**WHAT TO PRODUCE:** Return each line of the records holding the string "this".

**INFORMATION PROVIDED:**
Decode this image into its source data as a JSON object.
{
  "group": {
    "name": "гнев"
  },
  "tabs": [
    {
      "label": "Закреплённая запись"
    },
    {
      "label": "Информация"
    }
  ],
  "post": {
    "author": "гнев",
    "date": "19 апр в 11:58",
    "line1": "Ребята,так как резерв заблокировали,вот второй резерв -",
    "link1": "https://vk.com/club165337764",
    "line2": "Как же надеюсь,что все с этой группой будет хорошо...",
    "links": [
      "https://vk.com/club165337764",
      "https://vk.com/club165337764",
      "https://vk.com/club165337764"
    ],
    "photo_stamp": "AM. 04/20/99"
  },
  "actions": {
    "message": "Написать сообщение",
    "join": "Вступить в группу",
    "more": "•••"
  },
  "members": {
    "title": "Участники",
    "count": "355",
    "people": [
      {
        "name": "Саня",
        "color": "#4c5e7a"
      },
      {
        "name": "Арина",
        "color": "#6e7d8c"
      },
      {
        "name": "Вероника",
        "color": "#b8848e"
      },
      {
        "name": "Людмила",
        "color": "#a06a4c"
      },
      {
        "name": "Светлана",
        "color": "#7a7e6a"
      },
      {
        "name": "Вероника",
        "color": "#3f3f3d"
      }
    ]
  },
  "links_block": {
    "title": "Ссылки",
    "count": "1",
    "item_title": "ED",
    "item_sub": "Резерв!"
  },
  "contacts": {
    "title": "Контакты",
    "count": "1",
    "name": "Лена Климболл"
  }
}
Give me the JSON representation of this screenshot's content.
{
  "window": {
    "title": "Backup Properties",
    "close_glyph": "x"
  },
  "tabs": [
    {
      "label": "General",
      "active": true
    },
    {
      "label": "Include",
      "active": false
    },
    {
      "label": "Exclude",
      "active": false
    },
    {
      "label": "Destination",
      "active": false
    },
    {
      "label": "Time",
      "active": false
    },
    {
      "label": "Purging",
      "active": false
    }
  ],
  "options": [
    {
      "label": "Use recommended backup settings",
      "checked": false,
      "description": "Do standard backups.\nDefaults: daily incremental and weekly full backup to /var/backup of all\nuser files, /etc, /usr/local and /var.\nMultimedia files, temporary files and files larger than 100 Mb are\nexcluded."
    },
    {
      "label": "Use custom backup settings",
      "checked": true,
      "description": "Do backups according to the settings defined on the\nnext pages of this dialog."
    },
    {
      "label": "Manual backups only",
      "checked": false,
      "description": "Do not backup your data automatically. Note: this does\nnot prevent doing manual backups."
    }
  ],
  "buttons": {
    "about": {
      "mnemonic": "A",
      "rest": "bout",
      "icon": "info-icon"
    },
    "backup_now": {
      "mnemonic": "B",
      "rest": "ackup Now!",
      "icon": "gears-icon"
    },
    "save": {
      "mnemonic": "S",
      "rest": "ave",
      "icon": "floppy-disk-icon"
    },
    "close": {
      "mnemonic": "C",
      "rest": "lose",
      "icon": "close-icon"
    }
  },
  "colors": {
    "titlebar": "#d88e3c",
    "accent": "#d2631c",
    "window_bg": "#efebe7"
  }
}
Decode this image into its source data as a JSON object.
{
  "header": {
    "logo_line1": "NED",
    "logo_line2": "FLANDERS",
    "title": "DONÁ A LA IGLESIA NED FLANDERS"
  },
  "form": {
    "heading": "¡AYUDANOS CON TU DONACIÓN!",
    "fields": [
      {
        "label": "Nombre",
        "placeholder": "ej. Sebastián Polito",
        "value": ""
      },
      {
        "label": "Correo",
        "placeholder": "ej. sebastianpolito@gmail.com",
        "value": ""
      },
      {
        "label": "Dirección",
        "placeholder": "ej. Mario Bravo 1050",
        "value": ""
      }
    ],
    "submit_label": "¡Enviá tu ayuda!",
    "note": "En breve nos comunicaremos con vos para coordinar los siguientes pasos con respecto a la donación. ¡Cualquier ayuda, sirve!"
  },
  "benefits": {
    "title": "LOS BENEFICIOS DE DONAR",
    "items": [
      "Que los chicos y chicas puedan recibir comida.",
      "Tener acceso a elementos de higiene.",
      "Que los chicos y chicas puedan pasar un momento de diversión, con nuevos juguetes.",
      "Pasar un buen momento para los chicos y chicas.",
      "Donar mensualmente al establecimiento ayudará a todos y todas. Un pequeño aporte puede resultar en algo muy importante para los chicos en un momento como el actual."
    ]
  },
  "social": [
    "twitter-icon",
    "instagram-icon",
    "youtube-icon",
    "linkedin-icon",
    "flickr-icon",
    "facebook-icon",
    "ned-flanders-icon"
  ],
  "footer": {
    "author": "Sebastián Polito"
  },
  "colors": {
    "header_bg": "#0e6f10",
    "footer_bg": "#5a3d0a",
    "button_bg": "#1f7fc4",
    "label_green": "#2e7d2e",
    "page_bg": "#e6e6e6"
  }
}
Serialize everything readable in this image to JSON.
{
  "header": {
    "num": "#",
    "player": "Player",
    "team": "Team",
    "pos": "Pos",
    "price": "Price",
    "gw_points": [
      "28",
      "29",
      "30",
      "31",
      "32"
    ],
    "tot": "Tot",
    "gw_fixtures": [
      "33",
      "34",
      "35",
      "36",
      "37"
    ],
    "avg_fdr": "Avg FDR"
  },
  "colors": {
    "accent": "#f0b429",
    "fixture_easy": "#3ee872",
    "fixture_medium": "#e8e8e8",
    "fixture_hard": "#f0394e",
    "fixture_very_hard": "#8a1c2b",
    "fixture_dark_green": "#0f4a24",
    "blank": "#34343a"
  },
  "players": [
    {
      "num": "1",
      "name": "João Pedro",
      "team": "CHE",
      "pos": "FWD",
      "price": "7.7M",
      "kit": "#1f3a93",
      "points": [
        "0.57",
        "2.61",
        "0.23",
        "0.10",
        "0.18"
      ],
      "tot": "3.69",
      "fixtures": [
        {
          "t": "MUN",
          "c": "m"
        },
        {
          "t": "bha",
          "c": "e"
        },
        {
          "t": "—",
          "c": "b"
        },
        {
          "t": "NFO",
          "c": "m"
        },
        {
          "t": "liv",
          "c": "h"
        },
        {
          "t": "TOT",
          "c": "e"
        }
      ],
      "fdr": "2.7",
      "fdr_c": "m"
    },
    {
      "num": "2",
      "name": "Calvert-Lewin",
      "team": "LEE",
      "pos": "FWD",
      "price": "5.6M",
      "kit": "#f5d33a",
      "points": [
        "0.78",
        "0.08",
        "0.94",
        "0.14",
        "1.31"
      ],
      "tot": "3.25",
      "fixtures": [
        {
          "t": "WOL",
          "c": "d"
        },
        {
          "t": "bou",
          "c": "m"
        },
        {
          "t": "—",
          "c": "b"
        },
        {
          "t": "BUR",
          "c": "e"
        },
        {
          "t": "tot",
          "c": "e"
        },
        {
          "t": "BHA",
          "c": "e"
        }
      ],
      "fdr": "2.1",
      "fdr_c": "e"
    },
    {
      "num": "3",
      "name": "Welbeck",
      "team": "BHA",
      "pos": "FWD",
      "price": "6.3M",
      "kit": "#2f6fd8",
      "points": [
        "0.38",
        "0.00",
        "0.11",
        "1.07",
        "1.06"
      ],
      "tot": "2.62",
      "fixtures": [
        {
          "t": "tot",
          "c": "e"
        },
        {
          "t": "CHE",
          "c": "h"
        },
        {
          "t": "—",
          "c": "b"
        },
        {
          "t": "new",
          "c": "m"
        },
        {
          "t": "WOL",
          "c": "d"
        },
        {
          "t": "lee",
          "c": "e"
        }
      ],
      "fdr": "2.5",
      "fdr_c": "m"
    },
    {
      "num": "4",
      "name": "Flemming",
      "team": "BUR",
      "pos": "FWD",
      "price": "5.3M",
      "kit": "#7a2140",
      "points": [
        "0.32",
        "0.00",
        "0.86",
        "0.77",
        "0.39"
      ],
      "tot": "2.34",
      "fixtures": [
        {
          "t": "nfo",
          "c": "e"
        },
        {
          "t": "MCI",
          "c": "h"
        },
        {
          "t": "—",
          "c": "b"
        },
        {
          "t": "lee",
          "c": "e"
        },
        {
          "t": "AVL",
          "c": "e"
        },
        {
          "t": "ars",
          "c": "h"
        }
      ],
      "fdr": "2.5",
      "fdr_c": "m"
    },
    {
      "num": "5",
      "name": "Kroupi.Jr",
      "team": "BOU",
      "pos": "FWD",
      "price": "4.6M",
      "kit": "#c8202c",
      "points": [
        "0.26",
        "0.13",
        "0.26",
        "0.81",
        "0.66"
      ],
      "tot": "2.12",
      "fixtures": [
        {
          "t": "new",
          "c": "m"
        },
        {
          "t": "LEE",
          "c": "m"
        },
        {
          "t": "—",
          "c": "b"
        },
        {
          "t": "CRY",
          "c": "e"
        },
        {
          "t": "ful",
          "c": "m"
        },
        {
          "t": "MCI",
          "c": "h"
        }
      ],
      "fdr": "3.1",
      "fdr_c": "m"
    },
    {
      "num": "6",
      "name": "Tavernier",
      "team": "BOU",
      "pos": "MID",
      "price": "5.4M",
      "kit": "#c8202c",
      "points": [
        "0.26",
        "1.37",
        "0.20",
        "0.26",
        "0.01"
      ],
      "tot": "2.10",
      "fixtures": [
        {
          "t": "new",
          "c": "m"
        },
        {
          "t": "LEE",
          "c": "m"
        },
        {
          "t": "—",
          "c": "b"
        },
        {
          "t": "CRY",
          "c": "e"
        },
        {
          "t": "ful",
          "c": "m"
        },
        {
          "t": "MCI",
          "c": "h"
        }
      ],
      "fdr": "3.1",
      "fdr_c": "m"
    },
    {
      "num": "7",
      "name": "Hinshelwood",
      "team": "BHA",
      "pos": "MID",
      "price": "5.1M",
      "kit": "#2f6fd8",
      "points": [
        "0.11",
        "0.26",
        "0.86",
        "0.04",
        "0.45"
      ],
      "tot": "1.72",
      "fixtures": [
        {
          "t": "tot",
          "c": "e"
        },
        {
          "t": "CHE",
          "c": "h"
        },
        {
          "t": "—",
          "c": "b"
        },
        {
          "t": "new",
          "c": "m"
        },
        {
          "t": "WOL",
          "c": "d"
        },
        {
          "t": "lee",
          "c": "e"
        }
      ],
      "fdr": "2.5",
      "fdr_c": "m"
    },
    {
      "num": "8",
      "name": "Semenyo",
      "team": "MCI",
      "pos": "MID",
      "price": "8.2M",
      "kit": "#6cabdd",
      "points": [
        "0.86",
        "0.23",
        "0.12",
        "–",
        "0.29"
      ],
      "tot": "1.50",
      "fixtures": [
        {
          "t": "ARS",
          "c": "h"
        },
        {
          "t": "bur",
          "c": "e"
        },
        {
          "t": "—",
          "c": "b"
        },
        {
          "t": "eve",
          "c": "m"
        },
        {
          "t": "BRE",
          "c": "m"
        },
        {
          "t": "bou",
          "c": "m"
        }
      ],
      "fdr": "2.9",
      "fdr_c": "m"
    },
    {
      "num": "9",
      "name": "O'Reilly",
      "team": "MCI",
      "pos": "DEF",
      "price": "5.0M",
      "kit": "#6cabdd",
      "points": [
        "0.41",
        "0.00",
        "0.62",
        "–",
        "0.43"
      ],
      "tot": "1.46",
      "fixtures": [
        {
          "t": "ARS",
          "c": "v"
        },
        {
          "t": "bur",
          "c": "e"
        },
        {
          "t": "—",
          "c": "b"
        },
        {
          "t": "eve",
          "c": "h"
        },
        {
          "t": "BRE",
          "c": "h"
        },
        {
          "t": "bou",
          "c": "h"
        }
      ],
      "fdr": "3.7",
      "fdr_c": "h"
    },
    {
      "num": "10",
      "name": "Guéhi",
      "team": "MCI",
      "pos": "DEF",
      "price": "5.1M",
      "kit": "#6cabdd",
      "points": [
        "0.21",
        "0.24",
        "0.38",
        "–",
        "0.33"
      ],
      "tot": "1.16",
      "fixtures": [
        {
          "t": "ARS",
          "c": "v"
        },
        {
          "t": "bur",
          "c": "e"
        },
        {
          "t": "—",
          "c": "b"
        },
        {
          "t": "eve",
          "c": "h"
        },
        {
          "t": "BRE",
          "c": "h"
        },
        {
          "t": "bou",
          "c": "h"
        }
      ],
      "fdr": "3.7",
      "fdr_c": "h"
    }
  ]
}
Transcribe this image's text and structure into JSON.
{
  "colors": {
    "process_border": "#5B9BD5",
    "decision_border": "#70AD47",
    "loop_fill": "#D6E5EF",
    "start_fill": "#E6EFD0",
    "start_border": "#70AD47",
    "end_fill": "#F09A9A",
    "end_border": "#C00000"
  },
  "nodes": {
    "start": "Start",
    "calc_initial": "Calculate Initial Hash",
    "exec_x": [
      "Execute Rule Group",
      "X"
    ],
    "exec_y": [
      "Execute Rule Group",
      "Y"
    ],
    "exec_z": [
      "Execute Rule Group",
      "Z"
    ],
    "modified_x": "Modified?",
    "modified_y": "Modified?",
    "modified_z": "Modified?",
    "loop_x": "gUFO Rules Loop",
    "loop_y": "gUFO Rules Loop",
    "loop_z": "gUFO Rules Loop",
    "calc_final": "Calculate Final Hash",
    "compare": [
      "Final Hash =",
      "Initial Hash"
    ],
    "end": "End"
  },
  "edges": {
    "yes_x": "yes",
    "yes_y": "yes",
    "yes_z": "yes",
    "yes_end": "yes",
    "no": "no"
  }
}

**RESPONSE:**
Decode this image into its source data as a JSON object.
Give me the JSON representation of this screenshot's content.
      "description": "Do backups according to the settings defined on the\nnext pages of this dialog."
      "description": "Do not backup your data automatically. Note: this does\nnot prevent doing manual backups."
Decode this image into its source data as a JSON object.
Serialize everything readable in this image to JSON.
Transcribe this image's text and structure into JSON.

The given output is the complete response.